-------- SUPPLIED RECORDS --------

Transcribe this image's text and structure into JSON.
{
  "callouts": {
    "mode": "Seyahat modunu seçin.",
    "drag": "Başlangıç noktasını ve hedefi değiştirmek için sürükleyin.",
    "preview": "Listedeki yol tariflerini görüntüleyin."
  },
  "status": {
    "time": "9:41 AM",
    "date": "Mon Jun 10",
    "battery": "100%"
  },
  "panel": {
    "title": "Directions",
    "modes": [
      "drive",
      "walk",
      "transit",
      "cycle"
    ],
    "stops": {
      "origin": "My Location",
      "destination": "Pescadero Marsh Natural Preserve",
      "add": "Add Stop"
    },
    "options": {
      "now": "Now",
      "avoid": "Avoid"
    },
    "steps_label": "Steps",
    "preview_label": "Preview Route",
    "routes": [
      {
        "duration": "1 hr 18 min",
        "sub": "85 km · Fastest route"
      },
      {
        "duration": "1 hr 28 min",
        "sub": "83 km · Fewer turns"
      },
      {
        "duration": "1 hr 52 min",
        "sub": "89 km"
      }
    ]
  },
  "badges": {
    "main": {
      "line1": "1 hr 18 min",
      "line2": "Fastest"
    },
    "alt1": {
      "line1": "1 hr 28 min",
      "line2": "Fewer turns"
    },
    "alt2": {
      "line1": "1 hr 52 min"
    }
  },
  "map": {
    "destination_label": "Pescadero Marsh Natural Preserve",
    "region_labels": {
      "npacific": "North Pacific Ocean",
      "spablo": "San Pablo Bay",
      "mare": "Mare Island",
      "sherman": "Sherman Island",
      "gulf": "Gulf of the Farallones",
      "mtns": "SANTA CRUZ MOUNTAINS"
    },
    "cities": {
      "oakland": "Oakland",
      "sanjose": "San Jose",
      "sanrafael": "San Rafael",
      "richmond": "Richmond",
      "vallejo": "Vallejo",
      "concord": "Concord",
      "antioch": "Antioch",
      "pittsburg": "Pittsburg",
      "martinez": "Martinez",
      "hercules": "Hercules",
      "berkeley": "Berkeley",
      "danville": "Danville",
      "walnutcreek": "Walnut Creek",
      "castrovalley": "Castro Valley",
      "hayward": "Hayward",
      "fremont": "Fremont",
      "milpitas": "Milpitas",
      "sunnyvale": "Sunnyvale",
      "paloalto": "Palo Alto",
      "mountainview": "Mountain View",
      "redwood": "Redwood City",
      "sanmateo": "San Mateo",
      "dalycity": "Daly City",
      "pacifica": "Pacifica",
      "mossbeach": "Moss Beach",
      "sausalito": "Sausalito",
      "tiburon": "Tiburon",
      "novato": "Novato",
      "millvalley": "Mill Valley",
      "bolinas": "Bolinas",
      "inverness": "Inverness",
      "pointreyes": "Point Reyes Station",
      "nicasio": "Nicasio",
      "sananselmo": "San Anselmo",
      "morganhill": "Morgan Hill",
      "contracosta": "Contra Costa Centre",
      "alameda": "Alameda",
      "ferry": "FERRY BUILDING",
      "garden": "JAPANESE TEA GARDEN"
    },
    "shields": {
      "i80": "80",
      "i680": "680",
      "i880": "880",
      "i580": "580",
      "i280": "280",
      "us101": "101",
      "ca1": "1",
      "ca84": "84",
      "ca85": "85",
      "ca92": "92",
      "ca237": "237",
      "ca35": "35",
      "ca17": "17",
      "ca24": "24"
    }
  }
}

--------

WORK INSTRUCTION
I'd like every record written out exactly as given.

EXERCISE ANSWER
Transcribe this image's text and structure into JSON.
{
  "callouts": {
    "mode": "Seyahat modunu seçin.",
    "drag": "Başlangıç noktasını ve hedefi değiştirmek için sürükleyin.",
    "preview": "Listedeki yol tariflerini görüntüleyin."
  },
  "status": {
    "time": "9:41 AM",
    "date": "Mon Jun 10",
    "battery": "100%"
  },
  "panel": {
    "title": "Directions",
    "modes": [
      "drive",
      "walk",
      "transit",
      "cycle"
    ],
    "stops": {
      "origin": "My Location",
      "destination": "Pescadero Marsh Natural Preserve",
      "add": "Add Stop"
    },
    "options": {
      "now": "Now",
      "avoid": "Avoid"
    },
    "steps_label": "Steps",
    "preview_label": "Preview Route",
    "routes": [
      {
        "duration": "1 hr 18 min",
        "sub": "85 km · Fastest route"
      },
      {
        "duration": "1 hr 28 min",
        "sub": "83 km · Fewer turns"
      },
      {
        "duration": "1 hr 52 min",
        "sub": "89 km"
      }
    ]
  },
  "badges": {
    "main": {
      "line1": "1 hr 18 min",
      "line2": "Fastest"
    },
    "alt1": {
      "line1": "1 hr 28 min",
      "line2": "Fewer turns"
    },
    "alt2": {
      "line1": "1 hr 52 min"
    }
  },
  "map": {
    "destination_label": "Pescadero Marsh Natural Preserve",
    "region_labels": {
      "npacific": "North Pacific Ocean",
      "spablo": "San Pablo Bay",
      "mare": "Mare Island",
      "sherman": "Sherman Island",
      "gulf": "Gulf of the Farallones",
      "mtns": "SANTA CRUZ MOUNTAINS"
    },
    "cities": {
      "oakland": "Oakland",
      "sanjose": "San Jose",
      "sanrafael": "San Rafael",
      "richmond": "Richmond",
      "vallejo": "Vallejo",
      "concord": "Concord",
      "antioch": "Antioch",
      "pittsburg": "Pittsburg",
      "martinez": "Martinez",
      "hercules": "Hercules",
      "berkeley": "Berkeley",
      "danville": "Danville",
      "walnutcreek": "Walnut Creek",
      "castrovalley": "Castro Valley",
      "hayward": "Hayward",
      "fremont": "Fremont",
      "milpitas": "Milpitas",
      "sunnyvale": "Sunnyvale",
      "paloalto": "Palo Alto",
      "mountainview": "Mountain View",
      "redwood": "Redwood City",
      "sanmateo": "San Mateo",
      "dalycity": "Daly City",
      "pacifica": "Pacifica",
      "mossbeach": "Moss Beach",
      "sausalito": "Sausalito",
      "tiburon": "Tiburon",
      "novato": "Novato",
      "millvalley": "Mill Valley",
      "bolinas": "Bolinas",
      "inverness": "Inverness",
      "pointreyes": "Point Reyes Station",
      "nicasio": "Nicasio",
      "sananselmo": "San Anselmo",
      "morganhill": "Morgan Hill",
      "contracosta": "Contra Costa Centre",
      "alameda": "Alameda",
      "ferry": "FERRY BUILDING",
      "garden": "JAPANESE TEA GARDEN"
    },
    "shields": {
      "i80": "80",
      "i680": "680",
      "i880": "880",
      "i580": "580",
      "i280": "280",
      "us101": "101",
      "ca1": "1",
      "ca84": "84",
      "ca85": "85",
      "ca92": "92",
      "ca237": "237",
      "ca35": "35",
      "ca17": "17",
      "ca24": "24"
    }
  }
}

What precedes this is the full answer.